An unending light and cloud show play on nature's big screen and has inspired many artists and photographers, as well as rock-sitters contemplating one thing or another. Rock walls built centuries ago wind around and through the land, each with their own composite story to tell, summoning up visions of a simpler lifestyle, based primarily on survival. There was no need for gyms when these rocks were excavated and piled into walls to clear the fields to grow food.

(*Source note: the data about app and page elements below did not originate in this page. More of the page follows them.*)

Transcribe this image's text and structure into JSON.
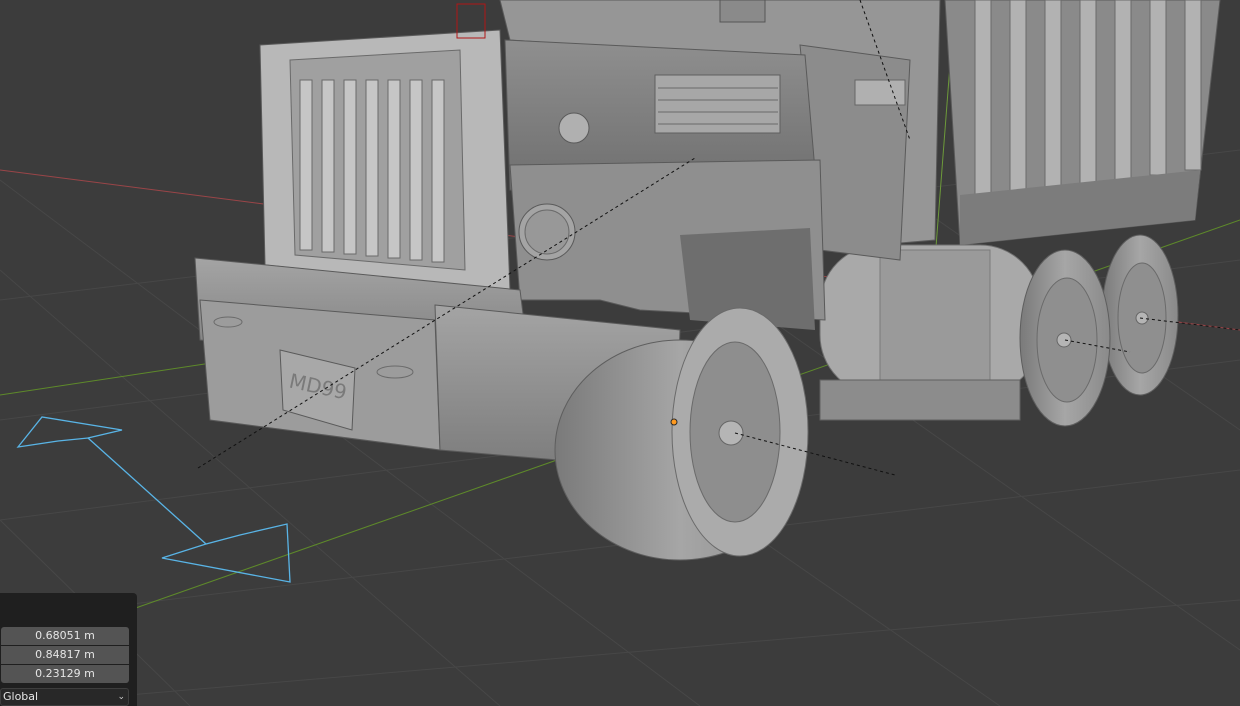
{
  "app": "Blender 3D Viewport",
  "gizmo": {
    "icon": "move-arrow-icon",
    "color": "#59b4e6"
  },
  "colors": {
    "x_axis": "#9a4548",
    "y_axis": "#5e8a2a",
    "z_axis": "#6d9a3a",
    "origin": "#ff9a1f",
    "grid": "#474747",
    "background": "#3c3c3c"
  },
  "model": {
    "plate_text": "MD99"
  },
  "redo_panel": {
    "fields": [
      {
        "value": "0.68051 m"
      },
      {
        "value": "0.84817 m"
      },
      {
        "value": "0.23129 m"
      }
    ],
    "orientation": "Global"
  }
}
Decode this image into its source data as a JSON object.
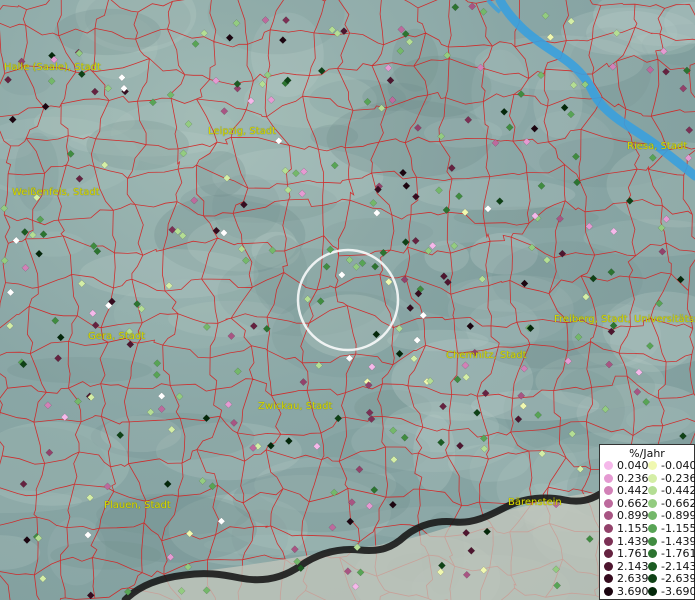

Each month of Spring and Summer offers a stunning transformation of the frozen, bare hills and valleys as beach roses and wildflowers compete with little dots of reds, yellows, blues, violets and pinks with the monstrous, green thickets that engulf the fields by Summer's end. The year's new crop of baby bunnies peek out at the many trail explorers, practicing their new hopping and hiding skills. Birds chant and trill their whereabouts, ignoring the many birder binoculars and watching instead for hungry hawks. And, if you're out at daybreak or dusk, you may find that you're being watched heedfully by a family of deer.
By Fall, the hill takes on a golden-orange glow with scarlet vines weaving spidery patterns up trees and rocks, and seed pods bursting into next year's fluffy promise. The calls of the seabirds seem more plaintive as many birds desert the area to journey South. At this point, the Park Rangers mow the thickets back to a bare hill. As the Winter temperatures chill, everything quiets and the field takes on a light golden glow, contrasting with the ocean which turns a deeper blue.

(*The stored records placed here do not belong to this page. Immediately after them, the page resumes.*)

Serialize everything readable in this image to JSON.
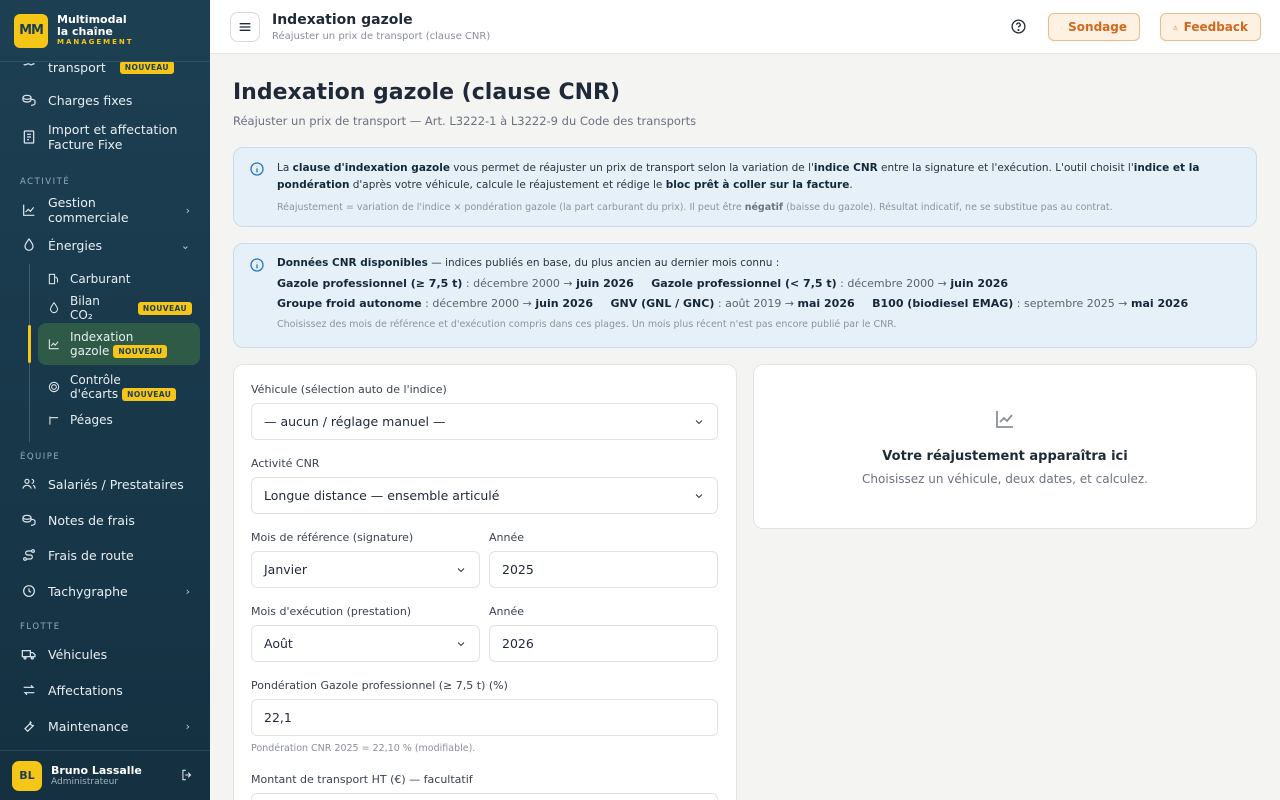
{
  "brand": {
    "logo": "MM",
    "name_line1": "Multimodal",
    "name_line2": "la chaîne",
    "subtitle": "MANAGEMENT"
  },
  "sidebar": {
    "items_top": [
      {
        "label": "transport",
        "badge": "NOUVEAU",
        "icon": "route-icon"
      },
      {
        "label": "Charges fixes",
        "icon": "coins-icon"
      },
      {
        "label_line1": "Import et affectation",
        "label_line2": "Facture Fixe",
        "icon": "invoice-icon"
      }
    ],
    "section_activite": "ACTIVITÉ",
    "gestion_commerciale": "Gestion commerciale",
    "energies": "Énergies",
    "sub_energies": [
      {
        "label": "Carburant"
      },
      {
        "label": "Bilan CO₂",
        "badge": "NOUVEAU"
      },
      {
        "label_line1": "Indexation",
        "label_line2": "gazole",
        "badge": "NOUVEAU"
      },
      {
        "label_line1": "Contrôle",
        "label_line2": "d'écarts",
        "badge": "NOUVEAU"
      },
      {
        "label": "Péages"
      }
    ],
    "section_equipe": "ÉQUIPE",
    "equipe": [
      "Salariés / Prestataires",
      "Notes de frais",
      "Frais de route",
      "Tachygraphe"
    ],
    "section_flotte": "FLOTTE",
    "flotte": [
      "Véhicules",
      "Affectations",
      "Maintenance"
    ]
  },
  "user": {
    "initials": "BL",
    "name": "Bruno Lassalle",
    "role": "Administrateur"
  },
  "topbar": {
    "title": "Indexation gazole",
    "subtitle": "Réajuster un prix de transport (clause CNR)",
    "sondage": "Sondage",
    "feedback": "Feedback"
  },
  "page": {
    "title": "Indexation gazole (clause CNR)",
    "subtitle": "Réajuster un prix de transport — Art. L3222-1 à L3222-9 du Code des transports"
  },
  "info1": {
    "p1": "La ",
    "b1": "clause d'indexation gazole",
    "p2": " vous permet de réajuster un prix de transport selon la variation de l'",
    "b2": "indice CNR",
    "p3": " entre la signature et l'exécution. L'outil choisit l'",
    "b3": "indice et la pondération",
    "p4": " d'après votre véhicule, calcule le réajustement et rédige le ",
    "b4": "bloc prêt à coller sur la facture",
    "p5": ".",
    "note1": "Réajustement = variation de l'indice × pondération gazole (la part carburant du prix). Il peut être ",
    "note_b": "négatif",
    "note2": " (baisse du gazole). Résultat indicatif, ne se substitue pas au contrat."
  },
  "info2": {
    "title": "Données CNR disponibles",
    "intro": " — indices publiés en base, du plus ancien au dernier mois connu :",
    "indices": [
      {
        "name": "Gazole professionnel (≥ 7,5 t)",
        "from": " : décembre 2000 → ",
        "to": "juin 2026"
      },
      {
        "name": "Gazole professionnel (< 7,5 t)",
        "from": " : décembre 2000 → ",
        "to": "juin 2026"
      },
      {
        "name": "Groupe froid autonome",
        "from": " : décembre 2000 → ",
        "to": "juin 2026"
      },
      {
        "name": "GNV (GNL / GNC)",
        "from": " : août 2019 → ",
        "to": "mai 2026"
      },
      {
        "name": "B100 (biodiesel EMAG)",
        "from": " : septembre 2025 → ",
        "to": "mai 2026"
      }
    ],
    "note": "Choisissez des mois de référence et d'exécution compris dans ces plages. Un mois plus récent n'est pas encore publié par le CNR."
  },
  "form": {
    "vehicule_label": "Véhicule (sélection auto de l'indice)",
    "vehicule_value": "— aucun / réglage manuel —",
    "activite_label": "Activité CNR",
    "activite_value": "Longue distance — ensemble articulé",
    "mois_ref_label": "Mois de référence (signature)",
    "mois_ref_value": "Janvier",
    "annee_label": "Année",
    "annee_ref_value": "2025",
    "mois_exec_label": "Mois d'exécution (prestation)",
    "mois_exec_value": "Août",
    "annee_exec_value": "2026",
    "ponderation_label": "Pondération Gazole professionnel (≥ 7,5 t) (%)",
    "ponderation_value": "22,1",
    "ponderation_hint": "Pondération CNR 2025 = 22,10 % (modifiable).",
    "montant_label": "Montant de transport HT (€) — facultatif"
  },
  "result": {
    "title": "Votre réajustement apparaîtra ici",
    "subtitle": "Choisissez un véhicule, deux dates, et calculez."
  },
  "colors": {
    "sidebar": "#1d3f52",
    "accent": "#f5c518",
    "info_bg": "#e6f0f8",
    "feedback": "#d2691e"
  }
}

Most winters bring at least a couple blankets of blowing, drifting snow to complete the tuck-in for the season's deep rest. These are days when one can walk the trails completely alone with one's thoughts, feeling rich beyond measure and compelled to find the words to share the appreciation.

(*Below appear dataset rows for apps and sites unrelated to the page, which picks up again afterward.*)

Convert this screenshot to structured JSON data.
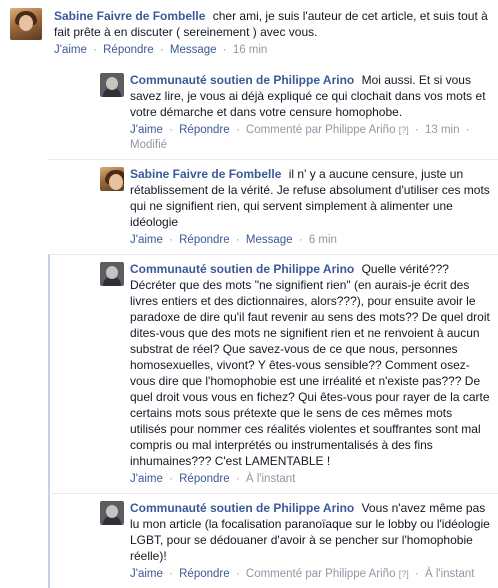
{
  "comments": [
    {
      "author": "Sabine Faivre de Fombelle",
      "avatar": "woman-profile-photo",
      "text": "cher ami, je suis l'auteur de cet article, et suis tout à fait prête à en discuter ( sereinement ) avec vous.",
      "like": "J'aime",
      "reply": "Répondre",
      "message": "Message",
      "time": "16 min"
    }
  ],
  "replies": [
    {
      "author": "Communauté soutien de Philippe Arino",
      "avatar": "man-profile-photo",
      "text": "Moi aussi. Et si vous savez lire, je vous ai déjà expliqué ce qui clochait dans vos mots et votre démarche et dans votre censure homophobe.",
      "like": "J'aime",
      "reply": "Répondre",
      "commented_by": "Commenté par Philippe Ariño",
      "bracket": "[?]",
      "time": "13 min",
      "modified": "Modifié"
    },
    {
      "author": "Sabine Faivre de Fombelle",
      "avatar": "woman-profile-photo",
      "text": "il n' y a aucune censure, juste un rétablissement de la vérité. Je refuse absolument d'utiliser ces mots qui ne signifient rien, qui servent simplement à alimenter une idéologie",
      "like": "J'aime",
      "reply": "Répondre",
      "message": "Message",
      "time": "6 min"
    },
    {
      "author": "Communauté soutien de Philippe Arino",
      "avatar": "man-profile-photo",
      "text": "Quelle vérité??? Décréter que des mots \"ne signifient rien\" (en aurais-je écrit des livres entiers et des dictionnaires, alors???), pour ensuite avoir le paradoxe de dire qu'il faut revenir au sens des mots?? De quel droit dites-vous que des mots ne signifient rien et ne renvoient à aucun substrat de réel? Que savez-vous de ce que nous, personnes homosexuelles, vivont? Y êtes-vous sensible?? Comment osez-vous dire que l'homophobie est une irréalité et n'existe pas??? De quel droit vous vous en fichez? Qui êtes-vous pour rayer de la carte certains mots sous prétexte que le sens de ces mêmes mots utilisés pour nommer ces réalités violentes et souffrantes sont mal compris ou mal interprétés ou instrumentalisés à des fins inhumaines??? C'est LAMENTABLE !",
      "like": "J'aime",
      "reply": "Répondre",
      "time": "À l'instant"
    },
    {
      "author": "Communauté soutien de Philippe Arino",
      "avatar": "man-profile-photo",
      "text": "Vous n'avez même pas lu mon article (la focalisation paranoïaque sur le lobby ou l'idéologie LGBT, pour se dédouaner d'avoir à se pencher sur l'homophobie réelle)!",
      "like": "J'aime",
      "reply": "Répondre",
      "commented_by": "Commenté par Philippe Ariño",
      "bracket": "[?]",
      "time": "À l'instant"
    }
  ],
  "colors": {
    "link": "#3b5998",
    "meta": "#9197a3",
    "text": "#141823",
    "highlight_border": "#c5d0e6"
  }
}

I've recently found out that Fort Hill has given me another gift. One of my photos of the beautiful Spring-blooming lupins on Fort Hill was chosen to be the cover shot on this year's Eastham Chamber of Congress booklet and will be used in ads for the National Seashore publication and Summer Guide. It's been a goal that I set for myself a few years ago, and considering the competition, it's quite a gratifying honor.
So much for the old sayings; our March came in like a baby chick and is going out like a polar bear. The circumstances of who we host at the B&B are always new chapters in an ongoing anthology for us. Our first B&B guests of the month were actually rescheduled guests from Nantucket and Connecticut, who'd had to cancel because of February's blizzard. As it happened, their new date prompted a March blizzard, but an early start gave them the leg up this time. Our "Stormwatcher" from Vermont tried to get here for the fun, but his flight was cancelled from where he was in Florida at the time. You see, there are even more enthusiastic people about blizzards than ME! Following them was a Minnesota couple, who had recently made NYC their home, and were looking for a peaceful getaway, more like the Northwest pace they'd left. Next was a couple from the Boston area taking advantage of off-season rates for a quick dose of seashore. A couple who'd recently settled in Rhode Island made us a weekend birthday treat to bring the month to a close. As for our avian guests, we're overjoyed to report that the bluebirds have decided to make Crosswinds their home this year, and we count at least five pairs, prompting the consideration to change the name to Crosswinds B & B & B.